:: Exercise requirements ::
Could you repeat the records shown below exactly as written?

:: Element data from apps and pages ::
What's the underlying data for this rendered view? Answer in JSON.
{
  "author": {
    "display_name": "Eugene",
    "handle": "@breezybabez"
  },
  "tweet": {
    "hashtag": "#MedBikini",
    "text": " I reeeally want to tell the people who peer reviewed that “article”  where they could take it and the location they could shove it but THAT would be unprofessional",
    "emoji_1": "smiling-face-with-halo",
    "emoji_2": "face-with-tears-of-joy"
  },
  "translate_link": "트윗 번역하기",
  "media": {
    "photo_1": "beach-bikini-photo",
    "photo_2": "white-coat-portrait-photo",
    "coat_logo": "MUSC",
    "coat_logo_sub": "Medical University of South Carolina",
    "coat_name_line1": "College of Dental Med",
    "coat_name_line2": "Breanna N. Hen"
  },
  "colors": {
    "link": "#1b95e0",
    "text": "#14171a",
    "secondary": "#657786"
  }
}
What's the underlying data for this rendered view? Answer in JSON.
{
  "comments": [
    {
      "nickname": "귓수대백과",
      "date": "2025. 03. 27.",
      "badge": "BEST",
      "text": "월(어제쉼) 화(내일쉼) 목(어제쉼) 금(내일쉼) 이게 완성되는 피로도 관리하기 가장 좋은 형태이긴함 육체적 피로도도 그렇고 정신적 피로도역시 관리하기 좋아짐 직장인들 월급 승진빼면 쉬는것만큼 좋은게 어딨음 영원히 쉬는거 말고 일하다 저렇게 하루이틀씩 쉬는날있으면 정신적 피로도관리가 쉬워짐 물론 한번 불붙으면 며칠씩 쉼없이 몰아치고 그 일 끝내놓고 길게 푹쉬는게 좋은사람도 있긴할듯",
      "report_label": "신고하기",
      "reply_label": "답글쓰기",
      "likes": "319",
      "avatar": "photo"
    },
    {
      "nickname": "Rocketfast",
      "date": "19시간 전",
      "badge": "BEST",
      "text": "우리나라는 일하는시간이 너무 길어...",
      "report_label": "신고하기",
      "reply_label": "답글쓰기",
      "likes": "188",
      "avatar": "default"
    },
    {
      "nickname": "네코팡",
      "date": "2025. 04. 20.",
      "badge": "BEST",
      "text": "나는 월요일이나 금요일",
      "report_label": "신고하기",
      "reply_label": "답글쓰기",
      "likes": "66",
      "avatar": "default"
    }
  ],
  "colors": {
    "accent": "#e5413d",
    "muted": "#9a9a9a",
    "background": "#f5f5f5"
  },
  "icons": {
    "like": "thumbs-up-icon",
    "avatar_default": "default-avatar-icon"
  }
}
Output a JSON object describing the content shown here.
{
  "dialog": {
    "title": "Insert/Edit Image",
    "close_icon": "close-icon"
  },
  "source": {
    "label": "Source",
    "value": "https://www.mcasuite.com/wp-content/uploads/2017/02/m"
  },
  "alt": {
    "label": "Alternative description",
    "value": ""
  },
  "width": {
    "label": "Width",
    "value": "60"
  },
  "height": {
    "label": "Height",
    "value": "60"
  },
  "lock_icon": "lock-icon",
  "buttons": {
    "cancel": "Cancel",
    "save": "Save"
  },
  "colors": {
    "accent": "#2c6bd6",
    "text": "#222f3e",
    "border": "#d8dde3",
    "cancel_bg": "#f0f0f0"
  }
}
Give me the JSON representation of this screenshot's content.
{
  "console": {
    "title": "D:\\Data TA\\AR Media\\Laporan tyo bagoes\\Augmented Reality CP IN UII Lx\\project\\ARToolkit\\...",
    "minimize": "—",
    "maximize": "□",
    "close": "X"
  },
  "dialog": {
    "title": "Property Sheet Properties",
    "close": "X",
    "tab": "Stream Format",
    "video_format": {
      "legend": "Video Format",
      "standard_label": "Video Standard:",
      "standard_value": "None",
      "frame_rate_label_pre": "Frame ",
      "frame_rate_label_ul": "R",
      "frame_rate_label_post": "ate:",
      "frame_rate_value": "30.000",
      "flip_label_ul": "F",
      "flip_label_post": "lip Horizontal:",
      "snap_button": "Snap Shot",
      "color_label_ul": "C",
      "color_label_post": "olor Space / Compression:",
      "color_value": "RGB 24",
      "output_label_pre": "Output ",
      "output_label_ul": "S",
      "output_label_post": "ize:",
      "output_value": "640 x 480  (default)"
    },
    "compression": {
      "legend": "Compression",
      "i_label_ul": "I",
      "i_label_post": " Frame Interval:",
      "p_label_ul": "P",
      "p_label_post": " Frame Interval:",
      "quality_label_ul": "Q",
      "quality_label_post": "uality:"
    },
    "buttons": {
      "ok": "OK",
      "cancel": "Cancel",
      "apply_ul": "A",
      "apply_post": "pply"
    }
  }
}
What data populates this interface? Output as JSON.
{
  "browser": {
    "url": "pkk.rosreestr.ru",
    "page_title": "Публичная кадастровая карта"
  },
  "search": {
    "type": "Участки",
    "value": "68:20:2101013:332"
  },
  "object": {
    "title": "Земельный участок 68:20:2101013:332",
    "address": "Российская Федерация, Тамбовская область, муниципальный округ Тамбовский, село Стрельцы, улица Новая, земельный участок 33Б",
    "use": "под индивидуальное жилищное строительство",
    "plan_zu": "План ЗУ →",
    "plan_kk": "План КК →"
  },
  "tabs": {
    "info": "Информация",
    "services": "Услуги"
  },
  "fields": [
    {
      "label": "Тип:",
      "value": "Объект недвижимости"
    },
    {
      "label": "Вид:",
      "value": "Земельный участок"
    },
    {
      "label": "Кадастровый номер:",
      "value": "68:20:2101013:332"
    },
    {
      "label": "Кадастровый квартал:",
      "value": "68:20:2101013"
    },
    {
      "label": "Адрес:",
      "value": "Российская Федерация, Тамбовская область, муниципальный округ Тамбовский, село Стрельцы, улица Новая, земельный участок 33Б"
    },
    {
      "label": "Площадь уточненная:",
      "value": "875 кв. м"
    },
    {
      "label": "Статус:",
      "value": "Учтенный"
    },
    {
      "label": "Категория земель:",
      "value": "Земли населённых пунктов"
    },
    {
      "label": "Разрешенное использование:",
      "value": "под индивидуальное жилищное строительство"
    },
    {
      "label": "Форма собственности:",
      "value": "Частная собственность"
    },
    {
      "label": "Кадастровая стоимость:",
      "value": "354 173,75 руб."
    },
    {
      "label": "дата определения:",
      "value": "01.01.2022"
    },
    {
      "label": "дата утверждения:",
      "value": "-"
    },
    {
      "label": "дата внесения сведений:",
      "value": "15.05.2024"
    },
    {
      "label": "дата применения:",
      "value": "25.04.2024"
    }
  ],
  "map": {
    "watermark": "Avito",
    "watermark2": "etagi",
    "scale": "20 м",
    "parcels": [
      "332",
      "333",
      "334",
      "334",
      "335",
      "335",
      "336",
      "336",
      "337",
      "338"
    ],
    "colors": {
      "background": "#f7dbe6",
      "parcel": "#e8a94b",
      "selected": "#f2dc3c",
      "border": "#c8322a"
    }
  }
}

:: Task response ::
What's the underlying data for this rendered view? Answer in JSON.
{
  "author": {
    "display_name": "Eugene",
    "handle": "@breezybabez"
  },
  "tweet": {
    "hashtag": "#MedBikini",
    "text": " I reeeally want to tell the people who peer reviewed that “article”  where they could take it and the location they could shove it but THAT would be unprofessional",
    "emoji_1": "smiling-face-with-halo",
    "emoji_2": "face-with-tears-of-joy"
  },
  "translate_link": "트윗 번역하기",
  "media": {
    "photo_1": "beach-bikini-photo",
    "photo_2": "white-coat-portrait-photo",
    "coat_logo": "MUSC",
    "coat_logo_sub": "Medical University of South Carolina",
    "coat_name_line1": "College of Dental Med",
    "coat_name_line2": "Breanna N. Hen"
  },
  "colors": {
    "link": "#1b95e0",
    "text": "#14171a",
    "secondary": "#657786"
  }
}
What's the underlying data for this rendered view? Answer in JSON.
{
  "comments": [
    {
      "nickname": "귓수대백과",
      "date": "2025. 03. 27.",
      "badge": "BEST",
      "text": "월(어제쉼) 화(내일쉼) 목(어제쉼) 금(내일쉼) 이게 완성되는 피로도 관리하기 가장 좋은 형태이긴함 육체적 피로도도 그렇고 정신적 피로도역시 관리하기 좋아짐 직장인들 월급 승진빼면 쉬는것만큼 좋은게 어딨음 영원히 쉬는거 말고 일하다 저렇게 하루이틀씩 쉬는날있으면 정신적 피로도관리가 쉬워짐 물론 한번 불붙으면 며칠씩 쉼없이 몰아치고 그 일 끝내놓고 길게 푹쉬는게 좋은사람도 있긴할듯",
      "report_label": "신고하기",
      "reply_label": "답글쓰기",
      "likes": "319",
      "avatar": "photo"
    },
    {
      "nickname": "Rocketfast",
      "date": "19시간 전",
      "badge": "BEST",
      "text": "우리나라는 일하는시간이 너무 길어...",
      "report_label": "신고하기",
      "reply_label": "답글쓰기",
      "likes": "188",
      "avatar": "default"
    },
    {
      "nickname": "네코팡",
      "date": "2025. 04. 20.",
      "badge": "BEST",
      "text": "나는 월요일이나 금요일",
      "report_label": "신고하기",
      "reply_label": "답글쓰기",
      "likes": "66",
      "avatar": "default"
    }
  ],
  "colors": {
    "accent": "#e5413d",
    "muted": "#9a9a9a",
    "background": "#f5f5f5"
  },
  "icons": {
    "like": "thumbs-up-icon",
    "avatar_default": "default-avatar-icon"
  }
}
Output a JSON object describing the content shown here.
{
  "dialog": {
    "title": "Insert/Edit Image",
    "close_icon": "close-icon"
  },
  "source": {
    "label": "Source",
    "value": "https://www.mcasuite.com/wp-content/uploads/2017/02/m"
  },
  "alt": {
    "label": "Alternative description",
    "value": ""
  },
  "width": {
    "label": "Width",
    "value": "60"
  },
  "height": {
    "label": "Height",
    "value": "60"
  },
  "lock_icon": "lock-icon",
  "buttons": {
    "cancel": "Cancel",
    "save": "Save"
  },
  "colors": {
    "accent": "#2c6bd6",
    "text": "#222f3e",
    "border": "#d8dde3",
    "cancel_bg": "#f0f0f0"
  }
}
Give me the JSON representation of this screenshot's content.
{
  "console": {
    "title": "D:\\Data TA\\AR Media\\Laporan tyo bagoes\\Augmented Reality CP IN UII Lx\\project\\ARToolkit\\...",
    "minimize": "—",
    "maximize": "□",
    "close": "X"
  },
  "dialog": {
    "title": "Property Sheet Properties",
    "close": "X",
    "tab": "Stream Format",
    "video_format": {
      "legend": "Video Format",
      "standard_label": "Video Standard:",
      "standard_value": "None",
      "frame_rate_label_pre": "Frame ",
      "frame_rate_label_ul": "R",
      "frame_rate_label_post": "ate:",
      "frame_rate_value": "30.000",
      "flip_label_ul": "F",
      "flip_label_post": "lip Horizontal:",
      "snap_button": "Snap Shot",
      "color_label_ul": "C",
      "color_label_post": "olor Space / Compression:",
      "color_value": "RGB 24",
      "output_label_pre": "Output ",
      "output_label_ul": "S",
      "output_label_post": "ize:",
      "output_value": "640 x 480  (default)"
    },
    "compression": {
      "legend": "Compression",
      "i_label_ul": "I",
      "i_label_post": " Frame Interval:",
      "p_label_ul": "P",
      "p_label_post": " Frame Interval:",
      "quality_label_ul": "Q",
      "quality_label_post": "uality:"
    },
    "buttons": {
      "ok": "OK",
      "cancel": "Cancel",
      "apply_ul": "A",
      "apply_post": "pply"
    }
  }
}
What data populates this interface? Output as JSON.
{
  "browser": {
    "url": "pkk.rosreestr.ru",
    "page_title": "Публичная кадастровая карта"
  },
  "search": {
    "type": "Участки",
    "value": "68:20:2101013:332"
  },
  "object": {
    "title": "Земельный участок 68:20:2101013:332",
    "address": "Российская Федерация, Тамбовская область, муниципальный округ Тамбовский, село Стрельцы, улица Новая, земельный участок 33Б",
    "use": "под индивидуальное жилищное строительство",
    "plan_zu": "План ЗУ →",
    "plan_kk": "План КК →"
  },
  "tabs": {
    "info": "Информация",
    "services": "Услуги"
  },
  "fields": [
    {
      "label": "Тип:",
      "value": "Объект недвижимости"
    },
    {
      "label": "Вид:",
      "value": "Земельный участок"
    },
    {
      "label": "Кадастровый номер:",
      "value": "68:20:2101013:332"
    },
    {
      "label": "Кадастровый квартал:",
      "value": "68:20:2101013"
    },
    {
      "label": "Адрес:",
      "value": "Российская Федерация, Тамбовская область, муниципальный округ Тамбовский, село Стрельцы, улица Новая, земельный участок 33Б"
    },
    {
      "label": "Площадь уточненная:",
      "value": "875 кв. м"
    },
    {
      "label": "Статус:",
      "value": "Учтенный"
    },
    {
      "label": "Категория земель:",
      "value": "Земли населённых пунктов"
    },
    {
      "label": "Разрешенное использование:",
      "value": "под индивидуальное жилищное строительство"
    },
    {
      "label": "Форма собственности:",
      "value": "Частная собственность"
    },
    {
      "label": "Кадастровая стоимость:",
      "value": "354 173,75 руб."
    },
    {
      "label": "дата определения:",
      "value": "01.01.2022"
    },
    {
      "label": "дата утверждения:",
      "value": "-"
    },
    {
      "label": "дата внесения сведений:",
      "value": "15.05.2024"
    },
    {
      "label": "дата применения:",
      "value": "25.04.2024"
    }
  ],
  "map": {
    "watermark": "Avito",
    "watermark2": "etagi",
    "scale": "20 м",
    "parcels": [
      "332",
      "333",
      "334",
      "334",
      "335",
      "335",
      "336",
      "336",
      "337",
      "338"
    ],
    "colors": {
      "background": "#f7dbe6",
      "parcel": "#e8a94b",
      "selected": "#f2dc3c",
      "border": "#c8322a"
    }
  }
}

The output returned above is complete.